Millions of people worldwide experience neck and back pain. It’s one of the most common ailments, yet it can be difficult to pinpoint what causes it, and its source is often mistakenly placed in the upper back. Think about it—collectively, we get countless shoulder massages a year, yet the pain usually comes back.
“Back and neck pain are incredibly common, even in fit and active people,” women’s fitness expert Julie Lohre, who writes for such magazines as Women’s Health, Esquire, and Muscle & Fitness, among others, told The FruitGuys Magazine. “Whether that pain is the result of hours in front of a computer or poor overall posture…the problem most often lies not just in the back or shoulder muscles, but in the lower posterior chain.”
Experts define the lower posterior chain as the group of muscles on the back of the body that helps you stay upright—it consists of the muscles of the lower back along with the glutes and hamstrings.
When your posterior chain is weaker than its counterpart on the front of your body—known as the anterior chain—it throws things out of whack. The anterior chain (made of muscles like your quads and core) is usually stronger for a number of reasons, most of them related to work and lifestyle. “This is primarily due to how many activities we do that involve sitting (driving in the car) and rounding the shoulders (hunched in front of a computer),” says Chicago-based fitness expert Chris Falcon. “Basically, there is a relationship between the muscles in the front and the ones that mirror them in the back. When that relationship is out of balance, there will be numerous gaps and limitations placed on how a person can perform in the gym, and in activities of daily life.”
“Gaps and limitations” is a nice way of saying that you won’t be able to lift as much in the gym; it will be easier to tweak something while, say, lifting a bag of groceries; and you’ll probably find yourself in need of a back rub more often than not. A weak posterior chain also puts you at risk for more serious injuries such as ACL tears.
Fortunately, many of these issues can be addressed through exercise and training. “Optimal strengthening of the posterior chain is extremely important, and perhaps even more important than training the anterior chain,” Falcon says.

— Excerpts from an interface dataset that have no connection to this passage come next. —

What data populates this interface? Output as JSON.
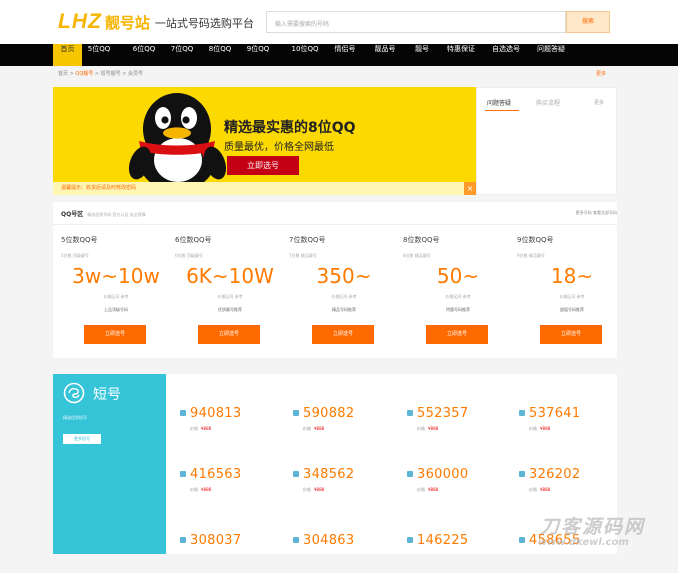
{
  "header": {
    "logo_text": "LHZ",
    "site_name": "靓号站",
    "tagline": "一站式号码选购平台",
    "search_placeholder": "输入需要搜索的号码",
    "search_button": "搜索"
  },
  "nav": {
    "items": [
      "首页",
      "5位QQ",
      "6位QQ",
      "7位QQ",
      "8位QQ",
      "9位QQ",
      "10位QQ",
      "情侣号",
      "靓品号",
      "靓号",
      "特惠保证",
      "自选选号",
      "问题答疑"
    ]
  },
  "breadcrumb": {
    "home": "首页",
    "current": "QQ靓号",
    "trail": "> 短号靓号 > 会员号",
    "right": "更多"
  },
  "banner": {
    "title": "精选最实惠的8位QQ",
    "subtitle": "质量最优，价格全网最低",
    "button": "立即选号",
    "notice": "温馨提示：收货后请及时修改密码",
    "notice_close": "×"
  },
  "side": {
    "tab_active": "问题答疑",
    "tab_other": "购买流程",
    "more": "更多"
  },
  "qq_section": {
    "title": "QQ号区",
    "desc": "精选优质号码 官方认证 安全保障",
    "right": "更多号码 查看全部号码",
    "columns": [
      {
        "name": "5位数QQ号",
        "desc": "5位数 顶级靓号",
        "price": "3w~10w",
        "sub": "价格区间 参考",
        "sub2": "上品顶级号码",
        "button": "立即选号"
      },
      {
        "name": "6位数QQ号",
        "desc": "6位数 顶级靓号",
        "price": "6K~10W",
        "sub": "价格区间 参考",
        "sub2": "优质靓号推荐",
        "button": "立即选号"
      },
      {
        "name": "7位数QQ号",
        "desc": "7位数 精品靓号",
        "price": "350~",
        "sub": "价格区间 参考",
        "sub2": "精品号码推荐",
        "button": "立即选号"
      },
      {
        "name": "8位数QQ号",
        "desc": "8位数 精品靓号",
        "price": "50~",
        "sub": "价格区间 参考",
        "sub2": "特惠号码推荐",
        "button": "立即选号"
      },
      {
        "name": "9位数QQ号",
        "desc": "9位数 精品靓号",
        "price": "18~",
        "sub": "价格区间 参考",
        "sub2": "超值号码推荐",
        "button": "立即选号"
      }
    ]
  },
  "short": {
    "title": "短号",
    "desc": "精选优质短号",
    "button": "更多短号",
    "items": [
      {
        "num": "940813",
        "tag": "Q",
        "sub": "价格",
        "price": "¥888"
      },
      {
        "num": "590882",
        "tag": "Q",
        "sub": "价格",
        "price": "¥888"
      },
      {
        "num": "552357",
        "tag": "Q",
        "sub": "价格",
        "price": "¥888"
      },
      {
        "num": "537641",
        "tag": "Q",
        "sub": "价格",
        "price": "¥888"
      },
      {
        "num": "416563",
        "tag": "Q",
        "sub": "价格",
        "price": "¥888"
      },
      {
        "num": "348562",
        "tag": "Q",
        "sub": "价格",
        "price": "¥888"
      },
      {
        "num": "360000",
        "tag": "Q",
        "sub": "价格",
        "price": "¥888"
      },
      {
        "num": "326202",
        "tag": "Q",
        "sub": "价格",
        "price": "¥888"
      },
      {
        "num": "308037",
        "tag": "Q",
        "sub": "",
        "price": ""
      },
      {
        "num": "304863",
        "tag": "Q",
        "sub": "",
        "price": ""
      },
      {
        "num": "146225",
        "tag": "Q",
        "sub": "",
        "price": ""
      },
      {
        "num": "458655",
        "tag": "Q",
        "sub": "",
        "price": ""
      }
    ]
  },
  "watermark": {
    "line1": "刀客源码网",
    "line2": "www.dkewl.com"
  }
}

Similarly, Lohre notes, “It is great to build those smaller upper-back muscles like the lower traps and the serratus anterior, but if you neglect the bottom half of your anatomy, pain can persist.”
Posterior Chain Exercises
To start shoring up your lower posterior chain, “single-leg or double-leg hip bridges are easy to do and fantastic,” Falcon says. He also recommends an exercise called the Superman. “This is when you lie belly-down on the ground and lift all your limbs up toward the ceiling. This will help stimulate all the little muscles in the torso that aim to maintain good posture.” Finally, he says, “I would also suggest stretching some muscles on the anterior side, specifically the chest, shoulders, neck, and abdomen. All this can be done by lying down belly-up on a stability ball. Place the ball around low to mid-back, reach your arms out to the side, and go back into a little backbend. You don’t really need to go far. Just pushing back a little while sinking your hips down to the floor and letting your head drop back will do wonders.”
Try mixing in some of Lohre’s exercise recommendations too. “Hand release push-ups are one of my very favorite exercises, not just for the lower back but for the whole body,” she says. “Begin in a strong plank position, shoulders directly over your hands and a straight line from your ankles to the shoulders. While keeping your elbows tucked in toward your sides, lower down slowly until your chest and thighs touch the ground. Maintain your elbows tight into the body and lift up slightly through your lower back to bring your hands off the ground and your chest up. Focus on using those erector muscles as the source of the lift and keep your scapula retracted.”
Finally, try plié wall squats. “I love that this combination exercise activates the entire lower posterior chain, benefiting the glutes, hamstrings, and calves while still supporting the lower back,” Lohre says. “Using a large stability ball, head to a sturdy wall and place the ball low at your glutes/lower back. Take the feet wider than your shoulders and turn your toes outward. While keeping the lower back pressed against the ball, slowly lower down until your thighs are parallel with the ground. Press through your heels and maintain good posture with the ball supporting your back as you rise back up to the starting position.”
Try mixing and matching any of these movements, or branch out and research others for the posterior chain on your own or with a trainer. It may be challenging at first, but you’ll find that your balance, athleticism, and posture will most likely improve once you get your back—and glutes and hammies—on track.
Always consult with your health-care practitioner before beginning a new exercise regime.
Jonanna Widner lives in Portland, OR, where she writes about sports, music, travel, and fitness.